13 October 2010

Jon Stewart and liberalism's original sin

I have the greatest respect for Jon Stewart as a man and as a comic. And his Rally to Restore Sanity is brilliant — and long overdue. But Stewart is, nonetheless, a liberal guilty of that philosophy's original sin.

I refer of course to the obsession with balance. In the pursuit of tolerance, liberals have a tendency to insist that each side in an argument is equally worthy, or equally unworthy, as the case may be. Listening fairly to all sides is important, of course, but that doesn't mean all sides have an argument of equal merit. Often they don't, and it may be both unfair and dangerous to act as if they did.

For example, when Stewart talks about the toxic atmosphere in American politics today, he suggests that both sides, liberals and conservatives, are equally to blame. But this is not true. The great part of the toxicity in American politics comes from the hard right.

When that icon of the hard right, Fox News' Bill O'Reilly, has guests on his show with which he disagrees, he has been known to bully them, shout them down, even threaten to throw them off the show. By contrast that icon of liberalism, Jon Stewart, consistently treats his guests with respect, whether he agrees with them or not. And he invites many guests he disagrees with. It is not only unfair to say progressives are equally responsible for the toxicity, it is dangerous. Dealing with a problem is difficult if you refuse to recognize the cause.

Another example is Stewart's approach to the Israel-Palestine conflict.

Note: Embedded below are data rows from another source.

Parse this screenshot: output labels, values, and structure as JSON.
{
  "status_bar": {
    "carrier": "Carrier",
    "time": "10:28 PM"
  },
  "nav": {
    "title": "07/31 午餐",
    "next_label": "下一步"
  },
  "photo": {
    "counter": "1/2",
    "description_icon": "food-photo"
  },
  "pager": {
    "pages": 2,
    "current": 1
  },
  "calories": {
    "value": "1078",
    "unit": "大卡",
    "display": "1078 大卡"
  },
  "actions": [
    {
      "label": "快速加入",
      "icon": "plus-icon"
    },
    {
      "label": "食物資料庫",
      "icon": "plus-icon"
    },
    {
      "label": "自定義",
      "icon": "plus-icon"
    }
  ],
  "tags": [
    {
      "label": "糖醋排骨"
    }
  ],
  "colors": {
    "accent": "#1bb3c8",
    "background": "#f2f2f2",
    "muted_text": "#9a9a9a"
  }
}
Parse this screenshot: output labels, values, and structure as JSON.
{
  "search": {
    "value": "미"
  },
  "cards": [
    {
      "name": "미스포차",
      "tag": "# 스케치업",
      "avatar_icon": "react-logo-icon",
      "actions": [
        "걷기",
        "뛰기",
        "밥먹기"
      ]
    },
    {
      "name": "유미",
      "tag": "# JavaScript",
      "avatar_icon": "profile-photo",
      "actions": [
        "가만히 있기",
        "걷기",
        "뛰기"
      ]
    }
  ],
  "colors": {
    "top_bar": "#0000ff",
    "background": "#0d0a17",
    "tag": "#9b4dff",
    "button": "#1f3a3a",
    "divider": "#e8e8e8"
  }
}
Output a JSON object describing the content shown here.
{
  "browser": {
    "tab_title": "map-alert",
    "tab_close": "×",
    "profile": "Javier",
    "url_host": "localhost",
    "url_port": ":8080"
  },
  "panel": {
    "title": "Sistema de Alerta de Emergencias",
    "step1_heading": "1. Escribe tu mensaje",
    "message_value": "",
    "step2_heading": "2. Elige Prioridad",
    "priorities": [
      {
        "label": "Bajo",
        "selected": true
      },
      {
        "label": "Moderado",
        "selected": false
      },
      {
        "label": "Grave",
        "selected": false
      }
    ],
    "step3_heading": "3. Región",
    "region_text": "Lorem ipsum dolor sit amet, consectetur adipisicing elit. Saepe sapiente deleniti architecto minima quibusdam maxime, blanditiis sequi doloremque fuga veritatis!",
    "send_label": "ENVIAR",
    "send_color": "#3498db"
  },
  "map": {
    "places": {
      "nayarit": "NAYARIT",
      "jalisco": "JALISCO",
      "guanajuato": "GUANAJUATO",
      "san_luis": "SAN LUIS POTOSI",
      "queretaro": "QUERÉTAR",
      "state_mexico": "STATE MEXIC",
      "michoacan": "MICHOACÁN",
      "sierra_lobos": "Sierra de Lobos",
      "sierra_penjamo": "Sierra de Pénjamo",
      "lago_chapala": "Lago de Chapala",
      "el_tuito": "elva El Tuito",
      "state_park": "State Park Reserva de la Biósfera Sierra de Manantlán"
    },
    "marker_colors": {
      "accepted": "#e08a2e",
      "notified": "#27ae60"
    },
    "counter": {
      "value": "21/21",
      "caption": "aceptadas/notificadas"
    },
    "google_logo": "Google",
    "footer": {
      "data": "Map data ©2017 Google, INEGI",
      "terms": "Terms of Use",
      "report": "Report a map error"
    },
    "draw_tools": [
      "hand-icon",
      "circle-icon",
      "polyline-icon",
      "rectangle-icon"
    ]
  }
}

He seems to take the position there are two equal sides — Arabs and Jews — equally responsible for the disagreement over land. But there aren't two equal sides. There is a conqueror and a conquered, victors and victims, and the victims are the Palestinian people. To blame the victims equally with the victimizers is grossly unjust and makes it almost impossible to bring justice to those victims.

Jon Stewart is a wise, thoroughly decent, and very funny man. His intrinsically liberal desire to take a balanced approach is admirable, even noble. But pretending there is balance where there isn't is wrong. Even sinful.

1 comment:

  1. Abosutely! There comes a point where it's a fake fairness. Should a geographer debate with a flat-earther? Does that mean the truth is somewhere in between? lol